Adding sandbag exercises to your current training program is one of the best things you can do. Since a sandbag doesn’t have a fixed, rigid shape like a barbell or dumbbell does, the neural activation and muscle recruitment with sandbag exercises are superior for building athleticism and motor control.
If you compare the difference between pressing two 50-pound dumbbells overhead to pressing two 50-pound sandbags overhead, you’ll know what I mean.
In the 1990’s, Swiss ball and Bosu ball exercises became the rage. And like any trend that gains traction, trainers sought to one-up each other by coming up some inane exercises such as squats while balancing on a Swiss ball.
Another “gem” from that era was a biceps curl while standing on a Bosu ball. Sure, the Bosu ball made the exercise exponentially more difficult, but it certainly didn’t make the biceps work any harder. In fact, the biceps were performing less work because the load of the movement had to significantly decrease to meet the balance demands. In other words, this exercise made the ankles and hips work harder at the expense of the biceps.
I embrace the concept of instability training. However, the instability should come from the load you’re lifting – not the surface you’re standing on. Sandbags are the perfect unstable loading mechanism because the muscles you’re targeting have to work harder. Sandbags also create a greater challenge to your core muscles, and that’s something we can all benefit from.
Compared to rigid objects, sandbags recruit more motor units, build more athleticism, and increase the metabolic demand of any movement.
When it comes to sandbag training, Josh Henkin is top dog. He’s been a harbinger in teaching athletes and non-athletes how to implement sandbag training into their programs.
I like all the exercise he teaches, but one in particular is the shoveling exercise. This is a terrific exercise that challenges a movement pattern that typically isn’t produced in the gym with traditional exercises.
With regard to the video above, I’ll often modify the shoveling move and add a clean/overhead press into the mix each time my client rotates back to the center.
Another one of my favorite sandbag exercises is the get-up – an exercise that’s more challenging than it looks if the sandbag is heavy enough. I’ll typically have my athletes do the sandbag get-up at the end of the workout to create a large metabolic demand while building athleticism.
Sandbags can certainly be used as a stand-alone workout. However, I recommend you start by spending 10-15 minutes at the end of your current workouts performing a few sandbag exercises that interest you. That way, you can easily add sandbag training to any of my other programs without changing a thing.
I have all of Josh’s sandbags, and they’re made with the strongest, most resilient materials you’ll find. They come in a few different sizes with the “burly” version being the largest. I’ll tell you that his burly sandbag is a monster. It can hold up to 160 pounds of sand and it’ll be the heaviest 160 pounds you’ve ever felt. Just trying to bearhug and squat with the burly bag is a challenge to my biggest, strongest athletes.

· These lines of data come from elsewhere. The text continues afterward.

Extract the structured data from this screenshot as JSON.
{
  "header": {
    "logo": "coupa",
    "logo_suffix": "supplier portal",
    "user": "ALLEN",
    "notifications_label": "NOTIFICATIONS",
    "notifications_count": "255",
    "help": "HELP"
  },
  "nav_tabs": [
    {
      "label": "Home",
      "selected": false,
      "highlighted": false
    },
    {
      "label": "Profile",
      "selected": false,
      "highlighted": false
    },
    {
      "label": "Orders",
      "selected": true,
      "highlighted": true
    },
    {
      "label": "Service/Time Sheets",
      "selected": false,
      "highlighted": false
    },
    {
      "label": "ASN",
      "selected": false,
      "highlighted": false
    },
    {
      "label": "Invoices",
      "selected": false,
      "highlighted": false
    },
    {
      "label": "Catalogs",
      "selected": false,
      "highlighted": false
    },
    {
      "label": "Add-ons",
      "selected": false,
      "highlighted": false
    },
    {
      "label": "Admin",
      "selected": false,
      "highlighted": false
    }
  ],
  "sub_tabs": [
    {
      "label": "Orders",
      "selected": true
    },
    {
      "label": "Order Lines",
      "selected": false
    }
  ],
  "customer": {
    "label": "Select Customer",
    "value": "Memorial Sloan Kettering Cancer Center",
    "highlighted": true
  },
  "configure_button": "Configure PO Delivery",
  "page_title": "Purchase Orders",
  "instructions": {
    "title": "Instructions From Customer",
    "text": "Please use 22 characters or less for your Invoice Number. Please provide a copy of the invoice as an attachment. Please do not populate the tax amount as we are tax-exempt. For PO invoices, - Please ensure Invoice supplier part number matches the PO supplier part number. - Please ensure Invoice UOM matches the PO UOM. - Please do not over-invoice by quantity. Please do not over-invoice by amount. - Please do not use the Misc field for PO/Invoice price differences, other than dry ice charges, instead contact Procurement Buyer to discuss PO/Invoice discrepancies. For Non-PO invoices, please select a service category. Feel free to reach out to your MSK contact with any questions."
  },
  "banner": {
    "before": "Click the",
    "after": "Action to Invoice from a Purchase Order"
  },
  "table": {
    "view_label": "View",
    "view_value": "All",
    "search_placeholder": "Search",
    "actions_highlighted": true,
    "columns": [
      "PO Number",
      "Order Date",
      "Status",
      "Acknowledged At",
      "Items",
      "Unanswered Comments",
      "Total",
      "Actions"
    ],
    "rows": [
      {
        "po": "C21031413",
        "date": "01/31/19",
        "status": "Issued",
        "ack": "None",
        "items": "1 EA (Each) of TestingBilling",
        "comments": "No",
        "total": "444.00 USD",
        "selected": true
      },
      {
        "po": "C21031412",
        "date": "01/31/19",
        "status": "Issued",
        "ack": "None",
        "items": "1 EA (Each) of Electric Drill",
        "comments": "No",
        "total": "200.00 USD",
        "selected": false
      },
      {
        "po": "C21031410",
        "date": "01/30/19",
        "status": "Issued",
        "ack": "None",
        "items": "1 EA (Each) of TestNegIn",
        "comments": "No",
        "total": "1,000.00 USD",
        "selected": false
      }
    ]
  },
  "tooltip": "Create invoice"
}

My advice is to incorporate a few sandbag exercises into your current program. Spend 10-15 minutes at the end of your workout and minimize your rest periods to create a large metabolic demand. If you do, you’ll get leaner, stronger, and more athletic.
Here’s a sample 10-minute sandbag workout that you can add to the end of three of your workouts each week.
1A Shoveling for 5 reps to each side (10 reps total)
Rest 10-15 seconds
1B Get-up for 6 alternating reps with each leg forward (3 reps per leg)
Rest 10-15 seconds, repeat 1A-1B for 10 minutes